Start of MATERIAL SHOWN

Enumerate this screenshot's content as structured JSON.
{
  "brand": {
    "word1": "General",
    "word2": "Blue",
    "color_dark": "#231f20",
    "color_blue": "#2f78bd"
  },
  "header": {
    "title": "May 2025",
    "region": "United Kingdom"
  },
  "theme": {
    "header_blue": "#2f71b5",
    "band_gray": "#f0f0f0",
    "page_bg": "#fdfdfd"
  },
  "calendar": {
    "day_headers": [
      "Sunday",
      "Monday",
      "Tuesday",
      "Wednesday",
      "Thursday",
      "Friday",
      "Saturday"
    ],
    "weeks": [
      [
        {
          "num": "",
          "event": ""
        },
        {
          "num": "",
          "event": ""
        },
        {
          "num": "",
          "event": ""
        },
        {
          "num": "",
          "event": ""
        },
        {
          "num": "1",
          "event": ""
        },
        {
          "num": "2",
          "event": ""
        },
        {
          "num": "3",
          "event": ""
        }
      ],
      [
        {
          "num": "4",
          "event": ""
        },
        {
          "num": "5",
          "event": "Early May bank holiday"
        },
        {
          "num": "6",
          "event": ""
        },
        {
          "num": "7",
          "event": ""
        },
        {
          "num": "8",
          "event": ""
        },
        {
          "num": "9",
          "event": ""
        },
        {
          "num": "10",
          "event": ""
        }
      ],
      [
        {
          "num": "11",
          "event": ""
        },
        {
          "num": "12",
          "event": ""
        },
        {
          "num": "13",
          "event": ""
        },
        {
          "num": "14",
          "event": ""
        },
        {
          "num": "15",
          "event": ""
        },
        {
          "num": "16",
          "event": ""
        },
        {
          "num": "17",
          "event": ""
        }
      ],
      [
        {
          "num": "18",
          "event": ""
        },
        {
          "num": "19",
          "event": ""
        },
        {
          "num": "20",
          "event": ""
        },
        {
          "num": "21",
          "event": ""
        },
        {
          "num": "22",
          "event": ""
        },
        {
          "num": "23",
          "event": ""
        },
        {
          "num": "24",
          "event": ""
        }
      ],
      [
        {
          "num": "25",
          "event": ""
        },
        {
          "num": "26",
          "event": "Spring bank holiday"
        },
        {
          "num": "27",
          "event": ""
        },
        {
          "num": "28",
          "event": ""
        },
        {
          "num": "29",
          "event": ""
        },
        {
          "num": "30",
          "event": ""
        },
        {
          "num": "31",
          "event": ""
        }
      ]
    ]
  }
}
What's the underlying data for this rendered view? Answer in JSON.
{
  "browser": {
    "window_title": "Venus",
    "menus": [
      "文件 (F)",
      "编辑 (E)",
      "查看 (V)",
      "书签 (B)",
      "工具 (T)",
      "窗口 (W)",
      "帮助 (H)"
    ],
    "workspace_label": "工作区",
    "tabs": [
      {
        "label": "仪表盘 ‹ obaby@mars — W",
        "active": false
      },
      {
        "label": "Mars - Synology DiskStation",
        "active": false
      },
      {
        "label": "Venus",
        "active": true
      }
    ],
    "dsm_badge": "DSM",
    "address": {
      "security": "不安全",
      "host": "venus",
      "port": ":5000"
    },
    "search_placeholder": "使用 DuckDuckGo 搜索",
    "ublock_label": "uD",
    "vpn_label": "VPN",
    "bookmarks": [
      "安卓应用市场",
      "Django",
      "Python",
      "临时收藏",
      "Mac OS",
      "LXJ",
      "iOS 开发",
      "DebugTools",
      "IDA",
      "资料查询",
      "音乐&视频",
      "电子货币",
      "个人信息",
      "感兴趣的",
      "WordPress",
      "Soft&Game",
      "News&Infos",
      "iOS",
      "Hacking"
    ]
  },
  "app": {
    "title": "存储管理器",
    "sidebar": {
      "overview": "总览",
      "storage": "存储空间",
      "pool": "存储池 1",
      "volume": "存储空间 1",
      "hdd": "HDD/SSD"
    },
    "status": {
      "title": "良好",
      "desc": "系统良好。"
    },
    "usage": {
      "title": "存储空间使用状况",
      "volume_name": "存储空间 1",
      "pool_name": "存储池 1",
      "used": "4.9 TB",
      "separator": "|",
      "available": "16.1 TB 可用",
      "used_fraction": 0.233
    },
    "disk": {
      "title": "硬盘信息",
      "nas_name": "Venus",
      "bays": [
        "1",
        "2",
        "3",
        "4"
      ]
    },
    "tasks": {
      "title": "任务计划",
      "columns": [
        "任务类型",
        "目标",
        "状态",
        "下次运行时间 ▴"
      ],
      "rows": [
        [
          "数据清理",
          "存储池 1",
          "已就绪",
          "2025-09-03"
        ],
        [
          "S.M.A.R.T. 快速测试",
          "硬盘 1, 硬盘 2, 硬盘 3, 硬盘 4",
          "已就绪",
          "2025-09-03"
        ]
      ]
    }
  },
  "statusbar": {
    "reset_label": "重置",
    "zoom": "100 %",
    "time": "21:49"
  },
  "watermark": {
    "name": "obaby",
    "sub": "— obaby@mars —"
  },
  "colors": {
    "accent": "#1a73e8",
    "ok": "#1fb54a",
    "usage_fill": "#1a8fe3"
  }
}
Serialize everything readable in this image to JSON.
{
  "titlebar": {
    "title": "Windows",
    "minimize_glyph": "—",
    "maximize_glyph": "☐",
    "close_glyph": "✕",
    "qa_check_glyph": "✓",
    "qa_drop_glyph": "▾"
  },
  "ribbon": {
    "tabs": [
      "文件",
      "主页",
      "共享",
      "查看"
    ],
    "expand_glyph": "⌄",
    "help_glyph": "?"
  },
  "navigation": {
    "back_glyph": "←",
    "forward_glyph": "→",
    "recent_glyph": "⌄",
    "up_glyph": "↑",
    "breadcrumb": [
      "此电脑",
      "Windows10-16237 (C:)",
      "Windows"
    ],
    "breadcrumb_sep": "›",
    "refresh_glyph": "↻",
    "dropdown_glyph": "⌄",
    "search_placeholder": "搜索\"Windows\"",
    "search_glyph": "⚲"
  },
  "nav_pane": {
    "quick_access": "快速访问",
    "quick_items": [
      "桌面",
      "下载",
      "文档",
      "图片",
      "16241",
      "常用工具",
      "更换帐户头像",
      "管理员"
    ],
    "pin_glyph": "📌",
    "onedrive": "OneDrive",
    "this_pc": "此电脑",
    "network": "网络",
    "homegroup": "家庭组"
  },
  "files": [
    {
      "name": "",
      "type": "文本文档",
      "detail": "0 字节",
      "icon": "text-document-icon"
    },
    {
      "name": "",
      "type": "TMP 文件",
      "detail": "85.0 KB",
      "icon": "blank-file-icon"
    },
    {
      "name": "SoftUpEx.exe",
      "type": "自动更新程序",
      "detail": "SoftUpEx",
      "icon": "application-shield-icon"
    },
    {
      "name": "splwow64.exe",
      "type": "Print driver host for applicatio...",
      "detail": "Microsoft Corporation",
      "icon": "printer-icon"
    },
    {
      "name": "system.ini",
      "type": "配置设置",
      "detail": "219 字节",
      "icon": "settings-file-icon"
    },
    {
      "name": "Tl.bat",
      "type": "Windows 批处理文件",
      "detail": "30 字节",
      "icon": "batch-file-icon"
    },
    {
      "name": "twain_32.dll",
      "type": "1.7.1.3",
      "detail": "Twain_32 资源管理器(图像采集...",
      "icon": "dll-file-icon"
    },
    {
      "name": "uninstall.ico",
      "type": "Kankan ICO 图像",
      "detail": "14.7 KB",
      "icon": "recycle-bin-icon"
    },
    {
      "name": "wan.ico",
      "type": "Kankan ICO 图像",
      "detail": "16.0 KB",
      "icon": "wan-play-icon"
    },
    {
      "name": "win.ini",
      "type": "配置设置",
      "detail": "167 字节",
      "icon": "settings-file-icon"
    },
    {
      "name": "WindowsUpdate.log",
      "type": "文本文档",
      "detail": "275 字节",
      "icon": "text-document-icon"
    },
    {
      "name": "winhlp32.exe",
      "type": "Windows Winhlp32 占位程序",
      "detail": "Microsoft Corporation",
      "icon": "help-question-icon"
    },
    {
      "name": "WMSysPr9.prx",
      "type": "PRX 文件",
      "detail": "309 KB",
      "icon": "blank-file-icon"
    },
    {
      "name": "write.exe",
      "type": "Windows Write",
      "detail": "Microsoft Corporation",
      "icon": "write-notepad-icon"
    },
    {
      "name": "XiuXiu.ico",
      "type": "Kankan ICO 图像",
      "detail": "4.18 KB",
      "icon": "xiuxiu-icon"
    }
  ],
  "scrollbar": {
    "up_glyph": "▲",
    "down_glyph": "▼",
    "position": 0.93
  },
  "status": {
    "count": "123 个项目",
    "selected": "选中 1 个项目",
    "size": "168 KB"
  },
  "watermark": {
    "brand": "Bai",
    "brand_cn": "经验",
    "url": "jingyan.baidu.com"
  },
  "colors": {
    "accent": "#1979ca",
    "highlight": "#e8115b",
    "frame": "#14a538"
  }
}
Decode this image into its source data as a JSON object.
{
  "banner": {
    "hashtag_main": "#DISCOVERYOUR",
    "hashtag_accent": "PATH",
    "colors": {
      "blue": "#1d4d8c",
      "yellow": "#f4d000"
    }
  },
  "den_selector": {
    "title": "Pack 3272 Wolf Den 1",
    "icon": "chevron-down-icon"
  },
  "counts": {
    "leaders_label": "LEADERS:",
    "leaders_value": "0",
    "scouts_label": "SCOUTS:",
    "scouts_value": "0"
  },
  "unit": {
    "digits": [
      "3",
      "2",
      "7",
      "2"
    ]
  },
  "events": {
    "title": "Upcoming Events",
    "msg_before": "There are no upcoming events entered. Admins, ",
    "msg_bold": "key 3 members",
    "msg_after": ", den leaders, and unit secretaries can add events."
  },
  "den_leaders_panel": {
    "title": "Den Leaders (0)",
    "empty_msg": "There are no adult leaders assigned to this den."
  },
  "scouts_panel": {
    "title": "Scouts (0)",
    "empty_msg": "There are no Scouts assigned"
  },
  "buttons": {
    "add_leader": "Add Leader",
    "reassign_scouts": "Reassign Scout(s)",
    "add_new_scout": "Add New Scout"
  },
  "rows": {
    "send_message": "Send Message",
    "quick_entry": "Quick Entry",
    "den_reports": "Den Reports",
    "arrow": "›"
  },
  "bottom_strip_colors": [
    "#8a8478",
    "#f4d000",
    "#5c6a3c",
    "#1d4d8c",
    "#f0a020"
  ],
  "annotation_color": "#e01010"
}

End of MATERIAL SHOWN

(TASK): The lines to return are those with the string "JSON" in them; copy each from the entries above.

(YOUR SOLUTION):
Enumerate this screenshot's content as structured JSON.
What's the underlying data for this rendered view? Answer in JSON.
Serialize everything readable in this image to JSON.
Decode this image into its source data as a JSON object.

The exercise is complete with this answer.